### Data supplied:
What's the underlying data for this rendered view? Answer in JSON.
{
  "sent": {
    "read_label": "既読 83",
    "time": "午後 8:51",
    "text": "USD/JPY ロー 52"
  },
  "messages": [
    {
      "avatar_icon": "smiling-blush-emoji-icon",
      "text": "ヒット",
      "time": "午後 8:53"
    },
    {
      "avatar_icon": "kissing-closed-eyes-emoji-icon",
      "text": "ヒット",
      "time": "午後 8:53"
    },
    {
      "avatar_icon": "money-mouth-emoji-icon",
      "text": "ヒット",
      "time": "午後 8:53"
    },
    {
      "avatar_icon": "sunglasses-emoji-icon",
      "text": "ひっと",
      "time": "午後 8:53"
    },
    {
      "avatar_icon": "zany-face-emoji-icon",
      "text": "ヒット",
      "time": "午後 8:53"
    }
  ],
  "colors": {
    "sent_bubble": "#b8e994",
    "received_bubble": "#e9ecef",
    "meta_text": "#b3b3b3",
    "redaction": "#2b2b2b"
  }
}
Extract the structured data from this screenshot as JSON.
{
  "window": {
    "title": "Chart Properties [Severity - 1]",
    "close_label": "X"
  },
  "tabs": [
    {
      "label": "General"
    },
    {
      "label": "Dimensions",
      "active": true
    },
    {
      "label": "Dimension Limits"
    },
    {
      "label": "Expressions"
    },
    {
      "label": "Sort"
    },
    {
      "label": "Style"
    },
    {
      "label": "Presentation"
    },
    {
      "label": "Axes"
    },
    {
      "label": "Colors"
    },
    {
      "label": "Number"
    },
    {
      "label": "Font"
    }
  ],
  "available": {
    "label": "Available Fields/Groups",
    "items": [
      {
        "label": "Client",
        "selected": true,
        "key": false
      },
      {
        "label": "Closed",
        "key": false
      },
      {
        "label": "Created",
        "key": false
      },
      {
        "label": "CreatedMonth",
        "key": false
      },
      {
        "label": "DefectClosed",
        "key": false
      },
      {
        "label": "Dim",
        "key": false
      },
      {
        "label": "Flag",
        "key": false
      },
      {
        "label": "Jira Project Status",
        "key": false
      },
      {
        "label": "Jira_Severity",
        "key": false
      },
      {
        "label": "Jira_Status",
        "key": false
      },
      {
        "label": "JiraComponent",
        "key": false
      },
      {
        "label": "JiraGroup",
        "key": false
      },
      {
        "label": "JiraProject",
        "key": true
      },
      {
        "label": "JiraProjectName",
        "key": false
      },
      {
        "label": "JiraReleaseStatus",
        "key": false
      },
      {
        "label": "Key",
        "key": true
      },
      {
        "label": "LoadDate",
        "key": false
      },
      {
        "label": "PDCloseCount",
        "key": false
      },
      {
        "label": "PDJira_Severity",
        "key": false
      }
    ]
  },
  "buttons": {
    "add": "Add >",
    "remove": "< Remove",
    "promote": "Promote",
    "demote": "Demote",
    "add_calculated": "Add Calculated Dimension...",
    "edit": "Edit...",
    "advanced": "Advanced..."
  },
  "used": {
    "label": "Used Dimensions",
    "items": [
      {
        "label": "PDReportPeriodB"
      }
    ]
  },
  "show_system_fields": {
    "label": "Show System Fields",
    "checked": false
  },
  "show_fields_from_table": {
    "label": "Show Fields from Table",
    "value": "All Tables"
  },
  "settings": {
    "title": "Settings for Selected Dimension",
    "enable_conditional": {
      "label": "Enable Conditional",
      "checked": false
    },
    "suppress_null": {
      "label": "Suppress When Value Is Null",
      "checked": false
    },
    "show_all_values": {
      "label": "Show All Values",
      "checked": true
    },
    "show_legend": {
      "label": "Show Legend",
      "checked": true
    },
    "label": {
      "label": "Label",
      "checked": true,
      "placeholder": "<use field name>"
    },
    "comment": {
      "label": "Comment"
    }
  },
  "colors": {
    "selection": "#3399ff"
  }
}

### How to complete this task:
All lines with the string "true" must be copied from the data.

### Task result:
      "active": true
        "selected": true,
        "key": true
        "key": true
      "checked": true
      "checked": true
      "checked": true,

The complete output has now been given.